The new marriage charter which came into effect on June 1 was the brainchild of City of Nice Mayor Christian Estrosi who decided to prohibit boisterous behaviour at weddings. Connexion France
reported couples about to tie the knot must sign the marriage charter before the ceremony and agree to adhere to the rules.
A number of bans will be applied under the marriage charter and include no whistling, shouting, flag waving (especially foreign flags), chaotic parking, no unauthorised music and no dancing in the streets. Couples who fail to comply with the new rules face their wedding being delayed for 24 hours.
The wedding charter has proved controversial and attracted a slew of criticism in addition to being branded racist. France 24

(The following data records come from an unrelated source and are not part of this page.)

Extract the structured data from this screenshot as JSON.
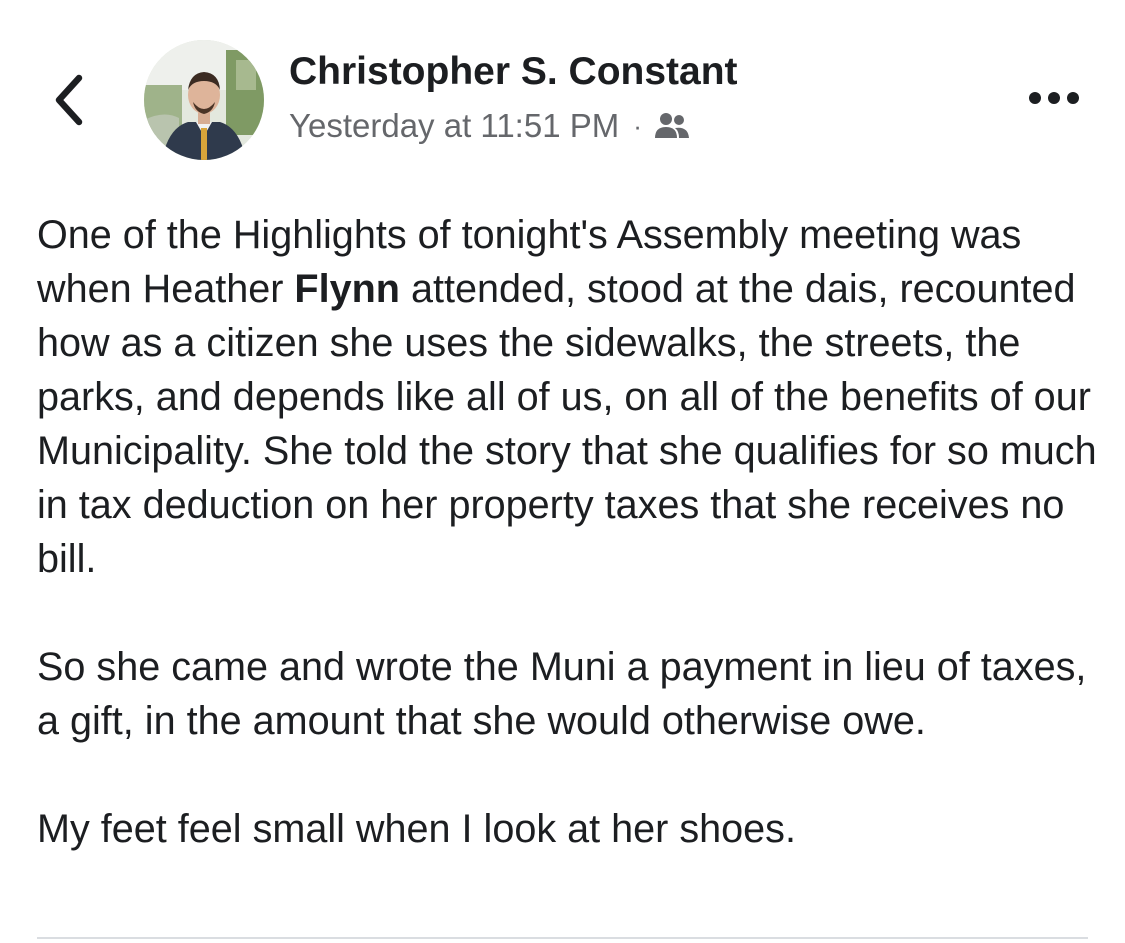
{
  "header": {
    "back_icon": "chevron-left-icon",
    "author_name": "Christopher S. Constant",
    "timestamp": "Yesterday at 11:51 PM",
    "separator": "·",
    "audience_icon": "friends-icon",
    "more_icon": "more-horizontal-icon"
  },
  "post": {
    "paragraph1": {
      "before_bold": "One of the Highlights of tonight's Assembly meeting was when Heather ",
      "bold": "Flynn",
      "after_bold": " attended, stood at the dais, recounted how as a citizen she uses the sidewalks, the streets, the parks, and depends like all of us, on all of the benefits of our Municipality.  She told the story that she qualifies for so much in tax deduction on her property taxes that she receives no bill."
    },
    "paragraph2": "So she came and wrote the Muni a payment in lieu of taxes, a gift, in the amount that she would otherwise owe.",
    "paragraph3": "My feet feel small when I look at her shoes."
  },
  "colors": {
    "text_primary": "#1c1e21",
    "text_secondary": "#65676b",
    "divider": "#dadde1"
  }
}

reported the charter bans behaviours more commonly associated with weddings in the North African and African communities, rather than traditional French weddings. A critic from a civil rights organization slammed the charter, saying “It is more geared for those who come from the other side of the Mediterranean, where weddings are traditionally much more joyous and are celebrated openly in public spaces."
Deputy mayor of Nice Auguste Verola defended the charter. He said It’s a question of common courtesy and politesse" adding “It’s not a question of keeping people from ululating or applauding. It’s still a wedding, after all”.

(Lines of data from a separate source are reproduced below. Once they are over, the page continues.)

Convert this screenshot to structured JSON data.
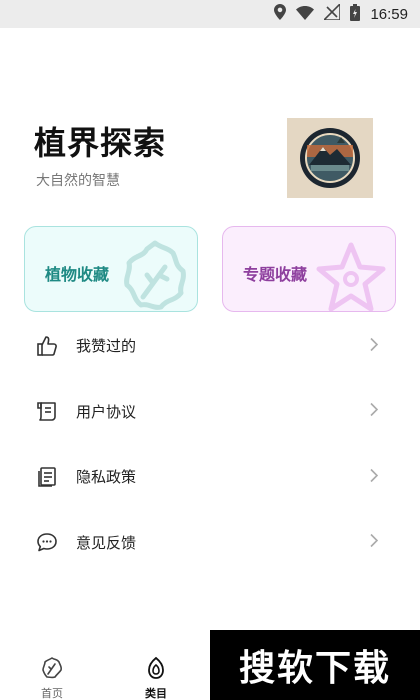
{
  "status_bar": {
    "time": "16:59"
  },
  "header": {
    "title": "植界探索",
    "subtitle": "大自然的智慧"
  },
  "cards": {
    "plants": {
      "label": "植物收藏"
    },
    "topics": {
      "label": "专题收藏"
    }
  },
  "menu": {
    "items": [
      {
        "label": "我赞过的",
        "icon": "thumbs-up-icon"
      },
      {
        "label": "用户协议",
        "icon": "scroll-icon"
      },
      {
        "label": "隐私政策",
        "icon": "document-icon"
      },
      {
        "label": "意见反馈",
        "icon": "chat-icon"
      }
    ]
  },
  "tab_bar": {
    "home": {
      "label": "首页"
    },
    "category": {
      "label": "类目"
    }
  },
  "watermark": {
    "text": "搜软下载"
  }
}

Verola went on to say that the flag waving ban does not target North African or Algerian flags, as all flags will be banned.
Reacting to the ban a protest was organized on Saturday morning. According to Riviera Radio

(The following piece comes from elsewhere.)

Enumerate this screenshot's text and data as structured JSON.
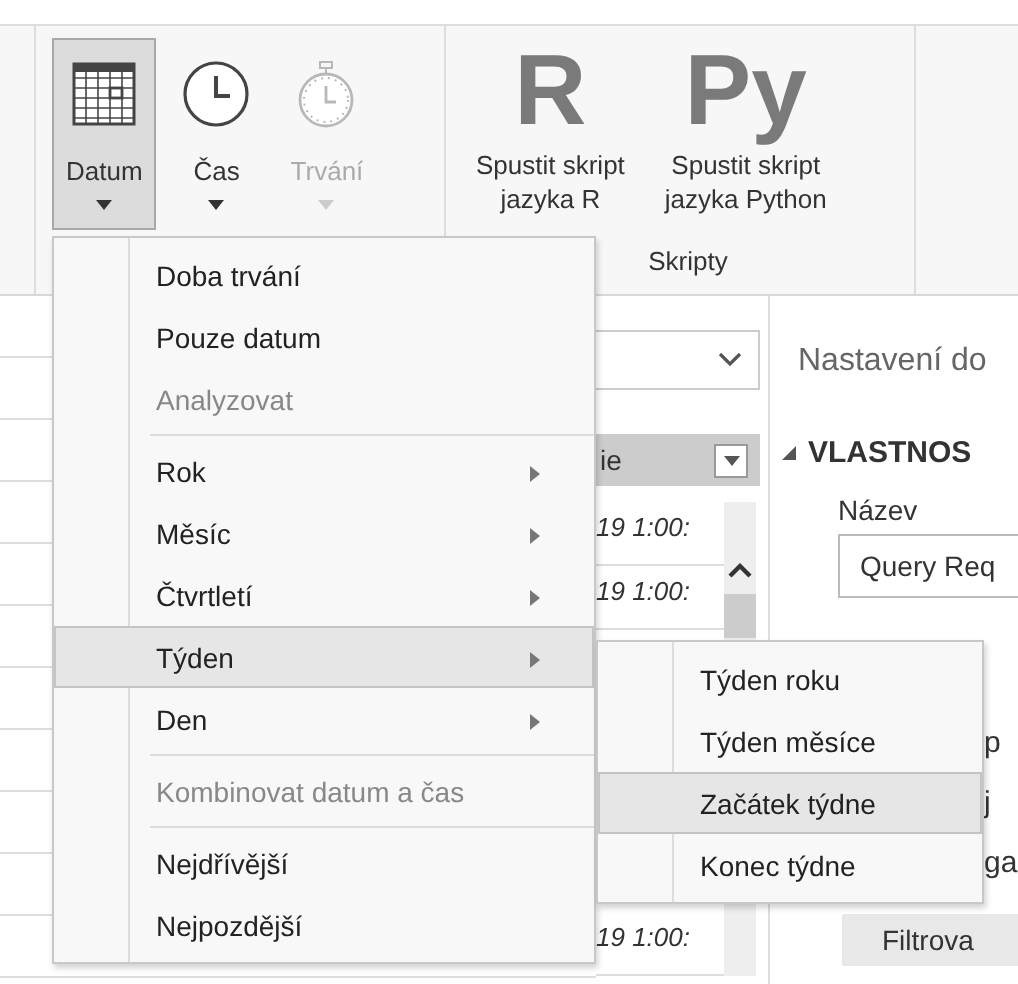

civil rights groups staged a mock silent wedding party as they carried placards denouncing the new rules.